[[ Information given open ]]

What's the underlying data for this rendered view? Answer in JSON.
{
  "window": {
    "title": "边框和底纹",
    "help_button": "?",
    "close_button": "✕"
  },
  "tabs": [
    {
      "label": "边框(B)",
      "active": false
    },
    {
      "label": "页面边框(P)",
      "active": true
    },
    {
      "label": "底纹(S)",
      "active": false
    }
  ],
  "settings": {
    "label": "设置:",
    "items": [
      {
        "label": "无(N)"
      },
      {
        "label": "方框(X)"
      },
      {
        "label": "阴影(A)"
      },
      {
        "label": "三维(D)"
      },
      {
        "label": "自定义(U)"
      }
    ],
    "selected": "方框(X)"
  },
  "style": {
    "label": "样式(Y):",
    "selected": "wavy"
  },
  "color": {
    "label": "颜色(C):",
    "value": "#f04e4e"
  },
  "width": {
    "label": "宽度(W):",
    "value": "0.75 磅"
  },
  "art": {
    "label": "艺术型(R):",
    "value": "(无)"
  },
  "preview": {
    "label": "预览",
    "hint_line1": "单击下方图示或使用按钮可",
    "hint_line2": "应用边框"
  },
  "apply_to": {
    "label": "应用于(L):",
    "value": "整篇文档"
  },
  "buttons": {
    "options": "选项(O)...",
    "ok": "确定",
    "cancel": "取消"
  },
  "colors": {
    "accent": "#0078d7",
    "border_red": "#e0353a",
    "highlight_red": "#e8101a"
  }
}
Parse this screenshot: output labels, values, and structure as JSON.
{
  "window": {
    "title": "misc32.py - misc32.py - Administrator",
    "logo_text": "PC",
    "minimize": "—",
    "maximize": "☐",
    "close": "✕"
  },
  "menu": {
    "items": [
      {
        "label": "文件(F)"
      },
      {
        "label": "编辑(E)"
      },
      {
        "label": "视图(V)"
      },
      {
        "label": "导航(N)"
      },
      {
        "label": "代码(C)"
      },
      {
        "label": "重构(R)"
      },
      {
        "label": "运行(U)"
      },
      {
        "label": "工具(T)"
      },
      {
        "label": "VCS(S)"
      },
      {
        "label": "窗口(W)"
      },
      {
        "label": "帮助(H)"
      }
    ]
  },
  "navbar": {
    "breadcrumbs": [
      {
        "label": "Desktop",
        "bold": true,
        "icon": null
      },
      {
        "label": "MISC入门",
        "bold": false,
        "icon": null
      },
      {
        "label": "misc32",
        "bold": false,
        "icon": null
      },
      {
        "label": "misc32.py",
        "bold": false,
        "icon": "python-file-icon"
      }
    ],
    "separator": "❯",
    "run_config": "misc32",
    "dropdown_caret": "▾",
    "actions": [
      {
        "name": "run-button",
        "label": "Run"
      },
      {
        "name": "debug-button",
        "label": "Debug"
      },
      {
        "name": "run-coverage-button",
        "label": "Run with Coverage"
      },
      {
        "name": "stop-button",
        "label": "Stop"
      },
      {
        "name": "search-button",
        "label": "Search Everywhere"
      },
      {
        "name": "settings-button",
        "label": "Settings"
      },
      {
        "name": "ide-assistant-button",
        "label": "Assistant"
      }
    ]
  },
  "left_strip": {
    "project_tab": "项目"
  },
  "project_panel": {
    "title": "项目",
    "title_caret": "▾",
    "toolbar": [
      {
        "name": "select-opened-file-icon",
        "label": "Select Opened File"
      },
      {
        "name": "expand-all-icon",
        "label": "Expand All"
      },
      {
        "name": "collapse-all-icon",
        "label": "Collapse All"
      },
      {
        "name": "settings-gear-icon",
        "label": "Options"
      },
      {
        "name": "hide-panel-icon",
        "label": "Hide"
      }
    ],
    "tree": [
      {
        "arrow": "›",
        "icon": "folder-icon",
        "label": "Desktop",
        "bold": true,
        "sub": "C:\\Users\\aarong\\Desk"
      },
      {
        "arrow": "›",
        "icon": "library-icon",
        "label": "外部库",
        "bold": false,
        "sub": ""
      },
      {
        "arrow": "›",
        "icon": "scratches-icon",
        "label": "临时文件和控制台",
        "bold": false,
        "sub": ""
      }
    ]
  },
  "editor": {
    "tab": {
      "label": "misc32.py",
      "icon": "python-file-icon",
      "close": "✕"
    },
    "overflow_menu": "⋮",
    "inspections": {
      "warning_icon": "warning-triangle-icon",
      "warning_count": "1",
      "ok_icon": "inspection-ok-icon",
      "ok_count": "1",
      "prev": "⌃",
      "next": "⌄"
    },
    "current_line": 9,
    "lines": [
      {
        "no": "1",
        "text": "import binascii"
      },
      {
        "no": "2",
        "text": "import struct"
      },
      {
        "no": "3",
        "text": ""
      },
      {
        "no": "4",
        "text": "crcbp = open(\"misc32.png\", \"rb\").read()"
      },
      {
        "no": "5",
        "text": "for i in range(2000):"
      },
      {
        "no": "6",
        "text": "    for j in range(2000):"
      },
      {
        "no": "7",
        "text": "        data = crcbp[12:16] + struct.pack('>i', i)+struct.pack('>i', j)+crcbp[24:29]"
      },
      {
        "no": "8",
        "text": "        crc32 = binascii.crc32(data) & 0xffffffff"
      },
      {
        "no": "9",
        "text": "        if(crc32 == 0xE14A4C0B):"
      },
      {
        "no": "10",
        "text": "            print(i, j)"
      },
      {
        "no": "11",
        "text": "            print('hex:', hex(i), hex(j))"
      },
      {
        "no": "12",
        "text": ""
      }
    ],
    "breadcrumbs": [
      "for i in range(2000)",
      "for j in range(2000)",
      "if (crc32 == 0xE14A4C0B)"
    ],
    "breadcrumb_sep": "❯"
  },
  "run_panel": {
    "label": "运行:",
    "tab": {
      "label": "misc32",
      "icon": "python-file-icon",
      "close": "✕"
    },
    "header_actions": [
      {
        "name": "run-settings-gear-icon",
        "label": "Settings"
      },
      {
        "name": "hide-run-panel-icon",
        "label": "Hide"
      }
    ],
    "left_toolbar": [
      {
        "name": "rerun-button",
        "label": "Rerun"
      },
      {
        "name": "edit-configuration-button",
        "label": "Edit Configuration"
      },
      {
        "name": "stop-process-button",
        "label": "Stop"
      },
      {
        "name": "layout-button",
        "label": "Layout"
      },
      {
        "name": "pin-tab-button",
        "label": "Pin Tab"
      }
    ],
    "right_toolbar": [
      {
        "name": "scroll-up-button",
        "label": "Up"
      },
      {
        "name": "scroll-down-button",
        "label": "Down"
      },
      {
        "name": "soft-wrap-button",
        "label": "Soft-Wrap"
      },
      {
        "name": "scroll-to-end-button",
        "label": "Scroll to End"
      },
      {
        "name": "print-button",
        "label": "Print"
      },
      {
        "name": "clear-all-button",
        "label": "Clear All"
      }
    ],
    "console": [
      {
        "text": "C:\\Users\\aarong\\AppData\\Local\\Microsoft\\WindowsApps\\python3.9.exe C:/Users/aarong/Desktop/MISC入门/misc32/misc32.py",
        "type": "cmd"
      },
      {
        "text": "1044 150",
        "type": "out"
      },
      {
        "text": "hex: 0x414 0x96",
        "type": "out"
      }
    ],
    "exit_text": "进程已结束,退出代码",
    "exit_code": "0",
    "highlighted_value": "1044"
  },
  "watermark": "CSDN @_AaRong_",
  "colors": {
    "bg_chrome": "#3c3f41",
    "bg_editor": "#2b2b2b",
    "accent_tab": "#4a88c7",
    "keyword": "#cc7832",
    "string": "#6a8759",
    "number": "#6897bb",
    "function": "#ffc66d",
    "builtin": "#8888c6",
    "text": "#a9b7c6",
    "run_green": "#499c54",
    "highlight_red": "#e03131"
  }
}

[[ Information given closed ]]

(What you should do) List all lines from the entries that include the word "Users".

(Solution for this task)
        "sub": "C:\\Users\\aarong\\Desk"
        "text": "C:\\Users\\aarong\\AppData\\Local\\Microsoft\\WindowsApps\\python3.9.exe C:/Users/aarong/Desktop/MISC入门/misc32/misc32.py",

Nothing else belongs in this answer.